Team Phoenix, a group of students from Lafayette whose ages range from 11 to 14, claimed one of two runner-up awards in the recent Global Innovation competition in Washington, D.C.
Their Floating Island Sustainable Habitat, or FISH, project was one of 20 semifinalists selected from 130 submissions from 29 countries.
It consists of a grid of interlocking, floating panels made of biodegradable plastic. The porous network supports root growth and holds plants that absorb nutrients. Excess nutrients can cause dead zones, such as one in the Gulf of Mexico.
Dr. Doug Williams, a professor of education who coaches Team Phoenix at UL Lafayette’s Center for Innovative Learning and Assessment Technologies, said the honor carries a $5,000 prize.
The money will enable students to improve the device, for which they have filed a provisional patent application. Team Phoenix will build additional prototypes, file a full patent application and work on a downloadable application for the project, Williams said.
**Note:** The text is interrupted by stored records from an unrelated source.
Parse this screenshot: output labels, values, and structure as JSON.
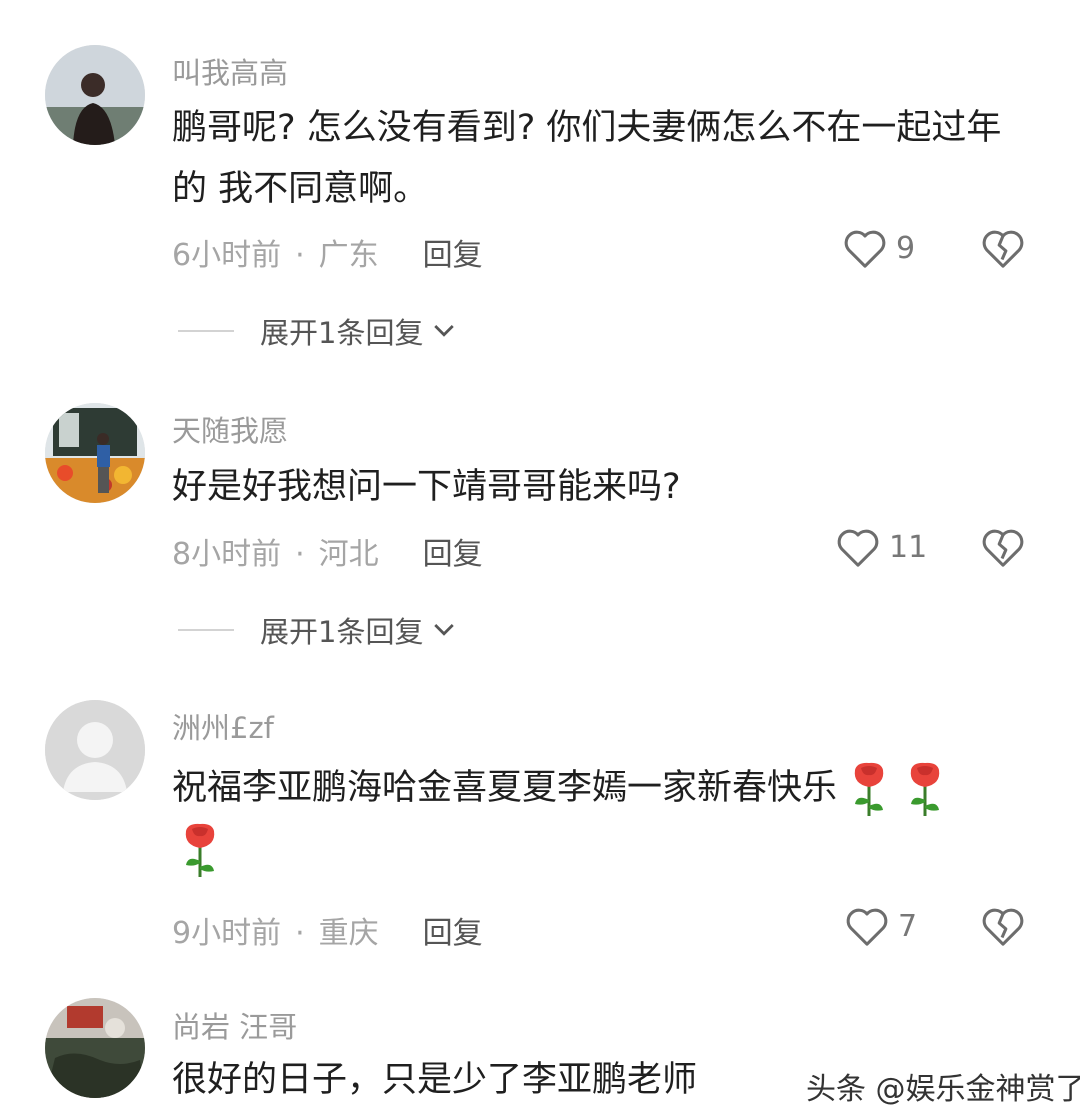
{
  "comments": [
    {
      "username": "叫我高高",
      "text": "鹏哥呢? 怎么没有看到? 你们夫妻俩怎么不在一起过年的   我不同意啊。",
      "time": "6小时前",
      "location": "广东",
      "reply_label": "回复",
      "likes": "9",
      "expand_label": "展开1条回复"
    },
    {
      "username": "天随我愿",
      "text": "好是好我想问一下靖哥哥能来吗?",
      "time": "8小时前",
      "location": "河北",
      "reply_label": "回复",
      "likes": "11",
      "expand_label": "展开1条回复"
    },
    {
      "username": "洲州£zf",
      "text": "祝福李亚鹏海哈金喜夏夏李嫣一家新春快乐",
      "emoji": "rose-emoji",
      "time": "9小时前",
      "location": "重庆",
      "reply_label": "回复",
      "likes": "7"
    },
    {
      "username": "尚岩 汪哥",
      "text": "很好的日子，只是少了李亚鹏老师"
    }
  ],
  "meta_separator": "·",
  "watermark": "头条 @娱乐金神赏了",
  "icons": [
    "heart-outline-icon",
    "broken-heart-icon",
    "chevron-down-icon",
    "rose-emoji"
  ]
}
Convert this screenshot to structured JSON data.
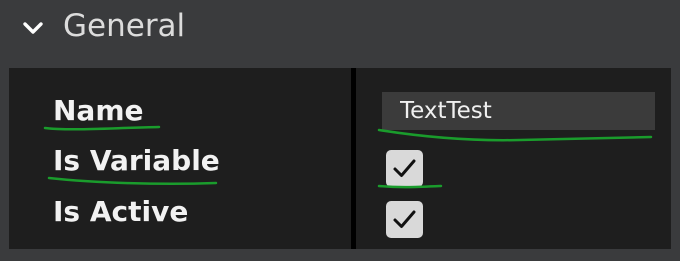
{
  "section": {
    "title": "General",
    "icon": "chevron-down-icon",
    "expanded": true
  },
  "properties": {
    "name": {
      "label": "Name",
      "value": "TextTest"
    },
    "is_variable": {
      "label": "Is Variable",
      "checked": true
    },
    "is_active": {
      "label": "Is Active",
      "checked": true
    }
  },
  "colors": {
    "background": "#3a3b3d",
    "panel": "#1e1e1e",
    "field": "#3b3b3b",
    "checkbox": "#d9d9d9",
    "annotation": "#1a9c2c"
  }
}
The students developed FISH with feedback from UL Lafayette professors in disciplines such as architecture, biology, chemistry, engineering and design. They also tapped the expertise of industry professionals, such as mechanical engineers.
Team Phoenix members include: Benjamin Chopin, 14; Jacob Landreneau, 14; Jack MacFadyen, 11; Miguel Pagán, 12; Aaron Williams, 13; and Joseph Williams, 11. All students are from Lafayette. Aaron Williams attends John Paul the Great Academy. The other students are homeschooled. Past team members Francisco Pagán, 16, who is homeschooled, and Caleb Williams, 16, who attends John Paul the Great Academy, helped mentor this year’s team.
Learn more about the project at FISH3D.biz
Learn more about the Global Innovation competition, which is sponsored by First Lego League, at http://www.firstlegoleague.org/
Shown, from left: Miguel Pagán, Joseph Williams and Aaron Williams test a prototype for their Floating Island Sustainable Habitat, or FISH. The young students, who are mentored at UL Lafayette, created the device to combat dead zones that wipe out marine life and habitat.